Suits range widely in value, style and type. Off-the-rack, made-to-measure and bespoke are the commonly heard industry terms for three distinct manufacturing methods that determine, frankly, a lot about the quality of the final product. But what's the difference? Let's explore.
Off the rack (OTR) suits are mass-produced, which is how they’re able to be stocked in stores ready to be picked up "off the rack" and purchased immediately. From a fit perspective, OTR suits are the lowest rung on the fit totem pole. The fit is only as good as the customer’s body measurements line up with the model and grading methods used. Given the wide range of body types that exist, finding an OTR suit that fits your specific body type can be challenging, and each brand is typically quite different. Consider that to fit “more” of the population, OTR suits traditionally have a loose fit (even when “slim” cut).
Many OTR companies offer alterations that can be made during or after the purchase, either free or for an additional cost. Yes, altering an OTR suit will make the garment fit “better” - no question. However, results are limited as the alterations able to be made to a finished suit are limited. For many customers, unless the standard fit is already a close match, even an altered suit will be far from perfect.
Additionally, the construction quality of OTR suits is typically on the low end as cost-saving methods are employed to increase affordability. Fused canvasses, non-functional cuffs, extremely tight stitching (reducing mobility), single vents, highly synthetic fabrics (less breathable and less durable), and limited options are a few of the typical drawbacks. Small things like roll line tape, taped seams, and tapered shoulder pads are left out.
Bottom line - you get what you pay for. OTR suits are the most affordable and the quality reflects that.
Made-To-Measure (MTM) suits are a "cut above" OTR. Suits are still crafted from predefined patterns, then altered as much as possible based on the customer’s measurements. This blend of a streamlined process while still allowing for order by order customization provides a nice mix of quality and fit.
The fit quality is improved from OTR as a slightly wider level of adjustments can be made before the suit is finished. However, MTM suits are still based on predefined patterns, so the nudge up from an OTR suit is limited. Customers with unique body types - short or long necks, high or low shoulders, excess girth, high hips, large or flat seats, etc - likely will still have unresolveable fit issues.
Construction quality varies widely on MTM but is generally better than OTR as mass scale production is not required to keep shelves stocked. The added cost of customization in the manufacturing process does often result in corners cut in areas where possible to streamline the process. Look for details on construction methods when reviewing the brand's website to understand better if they understand what goes on inside a high quality garment.
Bottom line - MTM is a good solution for most customers. The fit is better than OTR and the cost can still be affordable.
Bespoke suits are the holy grail of suit manufacturing. Cut from a pattern created from scratch to the customer's unique measurements, the bespoke fit is second to none.

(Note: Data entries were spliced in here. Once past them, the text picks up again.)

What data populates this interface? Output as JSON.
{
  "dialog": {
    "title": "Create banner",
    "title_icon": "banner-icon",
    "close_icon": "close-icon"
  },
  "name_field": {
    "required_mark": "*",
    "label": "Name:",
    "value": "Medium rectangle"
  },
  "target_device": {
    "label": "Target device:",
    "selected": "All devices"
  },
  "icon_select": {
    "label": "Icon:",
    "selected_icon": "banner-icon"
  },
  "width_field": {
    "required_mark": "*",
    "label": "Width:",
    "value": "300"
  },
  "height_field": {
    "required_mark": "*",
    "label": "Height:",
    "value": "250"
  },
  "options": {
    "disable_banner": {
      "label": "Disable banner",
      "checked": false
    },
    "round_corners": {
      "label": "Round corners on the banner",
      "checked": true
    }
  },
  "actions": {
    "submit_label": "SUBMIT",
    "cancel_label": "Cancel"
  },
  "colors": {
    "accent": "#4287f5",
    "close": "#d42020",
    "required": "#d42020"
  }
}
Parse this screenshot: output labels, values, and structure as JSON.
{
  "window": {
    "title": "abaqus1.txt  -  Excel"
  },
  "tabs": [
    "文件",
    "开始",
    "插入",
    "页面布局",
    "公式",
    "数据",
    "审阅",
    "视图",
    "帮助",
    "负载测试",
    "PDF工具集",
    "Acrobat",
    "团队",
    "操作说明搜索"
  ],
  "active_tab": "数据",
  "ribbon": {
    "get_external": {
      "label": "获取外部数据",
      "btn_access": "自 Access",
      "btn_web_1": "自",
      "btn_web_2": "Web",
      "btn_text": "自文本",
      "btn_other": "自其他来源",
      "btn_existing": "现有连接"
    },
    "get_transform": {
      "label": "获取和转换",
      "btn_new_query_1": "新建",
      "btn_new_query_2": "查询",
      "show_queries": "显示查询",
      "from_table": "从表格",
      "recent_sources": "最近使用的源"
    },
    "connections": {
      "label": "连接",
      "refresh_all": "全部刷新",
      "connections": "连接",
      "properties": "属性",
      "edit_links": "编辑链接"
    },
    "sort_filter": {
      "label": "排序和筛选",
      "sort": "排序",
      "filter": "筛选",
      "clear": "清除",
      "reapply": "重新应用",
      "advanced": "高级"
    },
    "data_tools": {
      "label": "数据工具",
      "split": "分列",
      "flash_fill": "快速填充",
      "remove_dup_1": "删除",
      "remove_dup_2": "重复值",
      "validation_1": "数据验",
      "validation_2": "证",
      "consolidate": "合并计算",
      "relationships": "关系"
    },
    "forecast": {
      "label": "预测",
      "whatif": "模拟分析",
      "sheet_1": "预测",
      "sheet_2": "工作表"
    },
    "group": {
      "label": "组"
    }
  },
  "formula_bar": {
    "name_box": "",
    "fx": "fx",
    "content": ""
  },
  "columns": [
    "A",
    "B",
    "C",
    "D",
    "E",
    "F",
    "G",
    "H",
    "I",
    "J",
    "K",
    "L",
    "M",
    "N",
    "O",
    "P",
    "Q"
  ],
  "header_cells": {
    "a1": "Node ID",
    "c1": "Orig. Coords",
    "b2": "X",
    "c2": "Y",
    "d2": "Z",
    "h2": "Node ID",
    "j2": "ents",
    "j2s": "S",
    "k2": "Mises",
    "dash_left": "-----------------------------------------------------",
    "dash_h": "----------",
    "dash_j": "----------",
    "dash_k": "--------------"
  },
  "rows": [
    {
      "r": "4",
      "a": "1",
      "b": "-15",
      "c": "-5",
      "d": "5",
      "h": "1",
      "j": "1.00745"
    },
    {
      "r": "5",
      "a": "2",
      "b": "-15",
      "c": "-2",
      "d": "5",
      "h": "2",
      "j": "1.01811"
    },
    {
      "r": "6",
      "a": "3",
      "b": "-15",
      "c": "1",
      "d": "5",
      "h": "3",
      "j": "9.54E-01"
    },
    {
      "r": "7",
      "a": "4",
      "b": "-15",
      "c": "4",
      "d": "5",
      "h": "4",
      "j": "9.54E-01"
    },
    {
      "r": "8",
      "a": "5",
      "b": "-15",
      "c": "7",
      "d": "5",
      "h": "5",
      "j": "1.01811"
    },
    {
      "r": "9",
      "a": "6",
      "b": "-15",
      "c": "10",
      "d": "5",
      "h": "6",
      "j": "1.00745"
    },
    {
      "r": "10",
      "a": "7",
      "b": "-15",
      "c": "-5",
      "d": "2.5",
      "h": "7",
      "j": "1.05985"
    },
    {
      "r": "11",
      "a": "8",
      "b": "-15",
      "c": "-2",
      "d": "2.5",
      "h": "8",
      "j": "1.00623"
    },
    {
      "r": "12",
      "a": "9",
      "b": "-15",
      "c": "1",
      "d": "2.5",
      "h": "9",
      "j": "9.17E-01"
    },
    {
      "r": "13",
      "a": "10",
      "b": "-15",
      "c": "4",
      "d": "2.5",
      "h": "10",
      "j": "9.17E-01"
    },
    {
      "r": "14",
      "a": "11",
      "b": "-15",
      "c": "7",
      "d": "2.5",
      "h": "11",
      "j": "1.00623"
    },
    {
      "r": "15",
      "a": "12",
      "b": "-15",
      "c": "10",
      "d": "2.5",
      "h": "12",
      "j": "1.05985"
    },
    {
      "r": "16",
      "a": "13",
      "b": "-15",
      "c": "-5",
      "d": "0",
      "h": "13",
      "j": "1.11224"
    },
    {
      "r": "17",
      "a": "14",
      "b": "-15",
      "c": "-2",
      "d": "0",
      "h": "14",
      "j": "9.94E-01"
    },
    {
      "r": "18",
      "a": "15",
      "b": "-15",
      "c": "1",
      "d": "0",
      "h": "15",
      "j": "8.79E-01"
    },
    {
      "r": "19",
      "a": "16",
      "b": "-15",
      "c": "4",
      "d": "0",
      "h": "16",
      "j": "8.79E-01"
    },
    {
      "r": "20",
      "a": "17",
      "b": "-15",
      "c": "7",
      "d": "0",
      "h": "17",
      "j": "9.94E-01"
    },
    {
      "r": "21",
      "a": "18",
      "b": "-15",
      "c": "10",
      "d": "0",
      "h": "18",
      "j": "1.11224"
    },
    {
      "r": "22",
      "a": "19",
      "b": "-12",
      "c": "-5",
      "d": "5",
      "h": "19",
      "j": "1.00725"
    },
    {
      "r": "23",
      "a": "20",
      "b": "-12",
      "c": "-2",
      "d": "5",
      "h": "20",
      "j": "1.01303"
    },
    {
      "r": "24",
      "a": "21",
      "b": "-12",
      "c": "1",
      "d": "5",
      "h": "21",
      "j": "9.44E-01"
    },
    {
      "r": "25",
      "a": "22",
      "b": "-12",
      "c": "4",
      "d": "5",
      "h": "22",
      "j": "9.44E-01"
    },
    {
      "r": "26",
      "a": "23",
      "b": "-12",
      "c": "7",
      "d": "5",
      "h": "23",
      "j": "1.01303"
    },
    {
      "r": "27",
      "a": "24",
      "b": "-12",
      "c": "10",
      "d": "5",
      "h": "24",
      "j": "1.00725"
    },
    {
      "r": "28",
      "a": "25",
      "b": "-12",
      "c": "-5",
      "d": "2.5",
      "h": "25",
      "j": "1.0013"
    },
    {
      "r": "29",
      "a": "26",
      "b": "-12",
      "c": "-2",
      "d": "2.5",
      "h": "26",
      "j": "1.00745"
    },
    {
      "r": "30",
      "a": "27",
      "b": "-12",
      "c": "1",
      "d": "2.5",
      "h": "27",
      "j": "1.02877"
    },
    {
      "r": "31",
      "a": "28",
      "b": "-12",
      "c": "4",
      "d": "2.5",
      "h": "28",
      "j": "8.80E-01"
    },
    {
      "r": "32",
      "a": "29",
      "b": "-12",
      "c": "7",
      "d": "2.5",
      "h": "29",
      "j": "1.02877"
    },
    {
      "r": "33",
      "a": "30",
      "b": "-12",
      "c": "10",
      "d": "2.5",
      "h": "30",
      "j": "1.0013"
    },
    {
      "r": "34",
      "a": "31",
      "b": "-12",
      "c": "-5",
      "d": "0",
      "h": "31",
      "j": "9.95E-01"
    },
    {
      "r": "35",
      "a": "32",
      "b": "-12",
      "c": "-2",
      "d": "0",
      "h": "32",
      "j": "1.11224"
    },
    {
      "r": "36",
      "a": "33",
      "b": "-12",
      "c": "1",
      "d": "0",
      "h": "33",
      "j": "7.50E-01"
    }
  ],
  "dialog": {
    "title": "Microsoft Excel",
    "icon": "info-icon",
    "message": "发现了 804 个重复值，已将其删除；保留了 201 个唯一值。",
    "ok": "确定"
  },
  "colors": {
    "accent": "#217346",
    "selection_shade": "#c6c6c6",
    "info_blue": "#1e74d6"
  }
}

The limiting drawback is that this approach requires significantly more labor, mass production is not feasible, and consequently bespoke suits are usually far more expensive than OTR and MTM.
A great fit comes from a great understanding of the customer’s body type. Numerous measurements and information about stance, shoulder slope, chest shape, and more are harmonized together into patterns that create a silhouette to perfectly canvass the wearer's body, bringing out the best in their unique features. With this unique level of attention given to each suit, construction quality is typically of the highest caliber as well - after all, why short change construction when going to such lengths for fit?
Bottom line - bespoke suits are the creme de creme of suits, but they almost always come with a premium price tag. If you can afford bespoke, you won’t regret it. If not, MTM offers a quality fit - and either is a big step up from OTR.
Do affordable bespoke suits exist?
While the price for true bespoke suits typically starts above $1500. However, companies like Sartoro are making high quality bespoke suits affordable for all. How? Two ways.
1. Eliminating expensive storefronts and streamlining the measurement process online.
Without any physical stores, costs are lower and less markup is required to cover expenses. When you walk into a high-end suit store in NYC, you better believe a big portion of the cost you’re paying is for the exorbitant rent, the plush leather couches, the single malt scotch you sip during fittings, and all the staff. If you're buying a suit for the experience of doing so, go for it. We took a different approach.
Traditionally, getting measured accruately required (sometimes multiple) visits to a master tailor. Not anymore. Sartoro's Digital Tailor predicts your body measurements within 3% accuracy - no tape measure required.
2. By opting for reasonably priced premium fabrics instead of ultra-expensive super premium blends.
The price of fabrics range widely, as does the quality. Premium quality fabrics are becoming commoditized, and are now able to be produced at high quality by smaller independent mills around the world. Super premium fabrics from traditional mills in Italy may well be superior, but 98% of the population can't tell the difference without very close examination. The price difference can be extraordinary. While a premium fabric from an unknown mill might be $10-$20 per meter, super premium fabrics can run as high as $200-$300 per meter.
So when you're considering your next suit, head over to www.sartoro.co and start designing yours.